“The report makes no sense”, claimed Geraldine Myers, the Headmaster of St. Titchmarsh Comprehensive in Margate.
“They suggest that schools which are given the same ‘satisfactory’ rating year after year should be regraded as ‘Inconsistent’.”
“I’ve crossed the whole thing out with a big, red marker, and told them to look up ‘inconsistent’ in the dictionary.”
“They also claim that a ‘satisfactory’ rating is somehow unsatisfactory. If you ask me, they’ve not put much thought into this.”
Myers believes that the latest report was probably started on the back of the school bus and finished in the cloakroom, just before the bell went.
“A lot of this report has been padded out with pictures.”

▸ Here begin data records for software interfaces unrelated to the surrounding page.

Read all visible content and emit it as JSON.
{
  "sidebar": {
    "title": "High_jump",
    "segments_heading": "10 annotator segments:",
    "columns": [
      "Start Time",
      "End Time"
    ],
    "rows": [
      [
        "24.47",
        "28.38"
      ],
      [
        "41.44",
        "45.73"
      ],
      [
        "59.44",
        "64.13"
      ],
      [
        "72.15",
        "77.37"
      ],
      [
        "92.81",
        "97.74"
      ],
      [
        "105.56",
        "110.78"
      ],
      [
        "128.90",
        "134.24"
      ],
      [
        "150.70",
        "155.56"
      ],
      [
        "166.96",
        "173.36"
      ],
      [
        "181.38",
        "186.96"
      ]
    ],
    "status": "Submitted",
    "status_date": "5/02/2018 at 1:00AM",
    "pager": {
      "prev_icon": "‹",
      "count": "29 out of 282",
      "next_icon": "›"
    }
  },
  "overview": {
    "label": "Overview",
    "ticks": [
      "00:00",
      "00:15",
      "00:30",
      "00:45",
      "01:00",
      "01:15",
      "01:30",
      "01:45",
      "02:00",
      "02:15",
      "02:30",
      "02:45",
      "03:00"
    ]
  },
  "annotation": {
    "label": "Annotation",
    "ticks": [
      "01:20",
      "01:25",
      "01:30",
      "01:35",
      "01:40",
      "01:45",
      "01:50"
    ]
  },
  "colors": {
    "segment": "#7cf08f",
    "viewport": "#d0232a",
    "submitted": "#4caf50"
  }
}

“There’s a scribbled ‘failing’ school, where all the kids are wearing flat caps under their hoodies, next to a picture of a ‘good’ school, where the pupils have iPhones and tickets to X-Factor.”
“If you ask me, they’ve made most of it up and resorted to lazy stereotypes. But I’m not sure they could do better.”
Parents have complained that there are too many reports about school standards, and that they aren’t sure which ones to listen to.
“You really have to do your homework to find out if your local school is up to scratch”, said Mary Bradford, a member of the PTA at St. Titchmarsh.
“We want all future reports to be graded, so we can chuck the ones that aren’t doing very well on the scrapheap.”
“But there’s no point in being mean, a lot of these report writers are doing their best. That’s why we’re recommending a scale of ‘Great’, ‘Really Great’ or ‘Fantastic’.”
Bradford stressed the importance of grading the quality of reports about a school’s performance.
“No matter how many pages there are in one of these publications, we want them to feel like they’ve done well. Even the thick ones.”
“We can give them all very similar scores so that no-one feels left out, but we’ll know that only the top grades count for anything. Thank God no-one’s thought of applying this model to GCSEs.”